─── MATERIAL FOR THIS TASK

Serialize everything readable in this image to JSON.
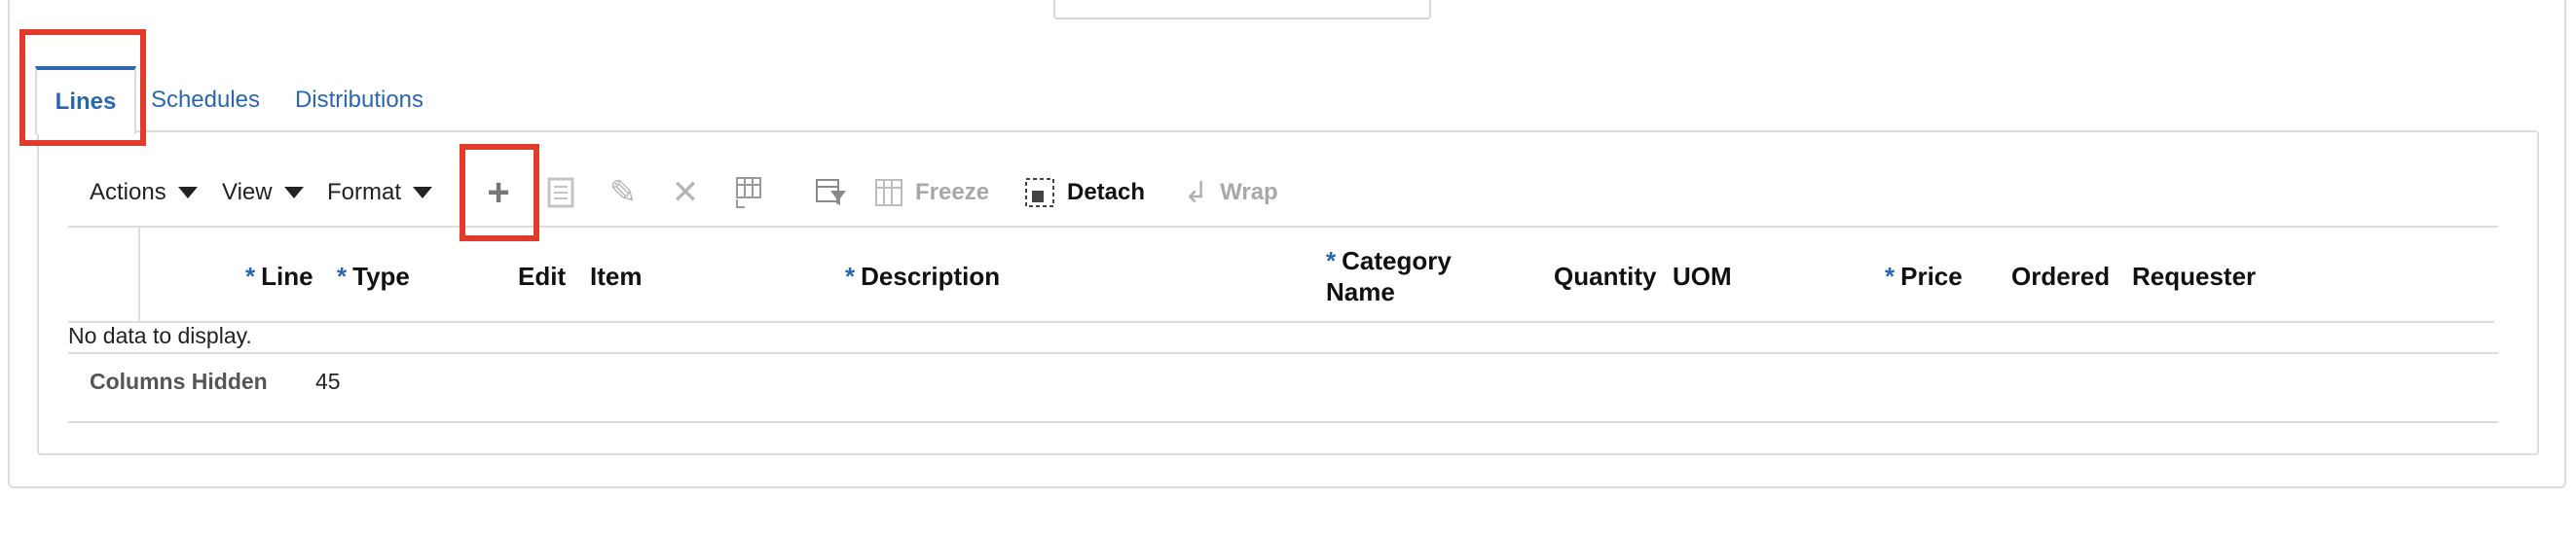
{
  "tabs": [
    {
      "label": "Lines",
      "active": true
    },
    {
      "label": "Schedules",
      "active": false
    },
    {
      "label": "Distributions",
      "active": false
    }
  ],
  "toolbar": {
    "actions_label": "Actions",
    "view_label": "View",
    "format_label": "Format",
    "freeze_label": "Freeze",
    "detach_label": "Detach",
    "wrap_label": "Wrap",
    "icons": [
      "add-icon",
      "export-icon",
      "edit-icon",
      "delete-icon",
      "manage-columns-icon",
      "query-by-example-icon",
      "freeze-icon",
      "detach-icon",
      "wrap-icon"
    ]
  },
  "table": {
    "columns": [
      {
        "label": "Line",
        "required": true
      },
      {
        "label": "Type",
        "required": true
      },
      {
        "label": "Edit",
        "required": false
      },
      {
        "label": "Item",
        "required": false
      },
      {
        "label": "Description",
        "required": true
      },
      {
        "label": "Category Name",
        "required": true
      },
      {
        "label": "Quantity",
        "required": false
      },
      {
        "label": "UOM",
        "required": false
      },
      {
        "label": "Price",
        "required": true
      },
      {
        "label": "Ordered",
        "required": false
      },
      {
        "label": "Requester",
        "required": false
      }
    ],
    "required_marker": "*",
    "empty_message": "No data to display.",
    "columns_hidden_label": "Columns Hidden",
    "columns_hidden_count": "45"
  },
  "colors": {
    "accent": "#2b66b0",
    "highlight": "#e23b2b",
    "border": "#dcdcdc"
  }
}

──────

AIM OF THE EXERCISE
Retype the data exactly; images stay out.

THE ANSWER
Serialize everything readable in this image to JSON.
{
  "tabs": [
    {
      "label": "Lines",
      "active": true
    },
    {
      "label": "Schedules",
      "active": false
    },
    {
      "label": "Distributions",
      "active": false
    }
  ],
  "toolbar": {
    "actions_label": "Actions",
    "view_label": "View",
    "format_label": "Format",
    "freeze_label": "Freeze",
    "detach_label": "Detach",
    "wrap_label": "Wrap",
    "icons": [
      "add-icon",
      "export-icon",
      "edit-icon",
      "delete-icon",
      "manage-columns-icon",
      "query-by-example-icon",
      "freeze-icon",
      "detach-icon",
      "wrap-icon"
    ]
  },
  "table": {
    "columns": [
      {
        "label": "Line",
        "required": true
      },
      {
        "label": "Type",
        "required": true
      },
      {
        "label": "Edit",
        "required": false
      },
      {
        "label": "Item",
        "required": false
      },
      {
        "label": "Description",
        "required": true
      },
      {
        "label": "Category Name",
        "required": true
      },
      {
        "label": "Quantity",
        "required": false
      },
      {
        "label": "UOM",
        "required": false
      },
      {
        "label": "Price",
        "required": true
      },
      {
        "label": "Ordered",
        "required": false
      },
      {
        "label": "Requester",
        "required": false
      }
    ],
    "required_marker": "*",
    "empty_message": "No data to display.",
    "columns_hidden_label": "Columns Hidden",
    "columns_hidden_count": "45"
  },
  "colors": {
    "accent": "#2b66b0",
    "highlight": "#e23b2b",
    "border": "#dcdcdc"
  }
}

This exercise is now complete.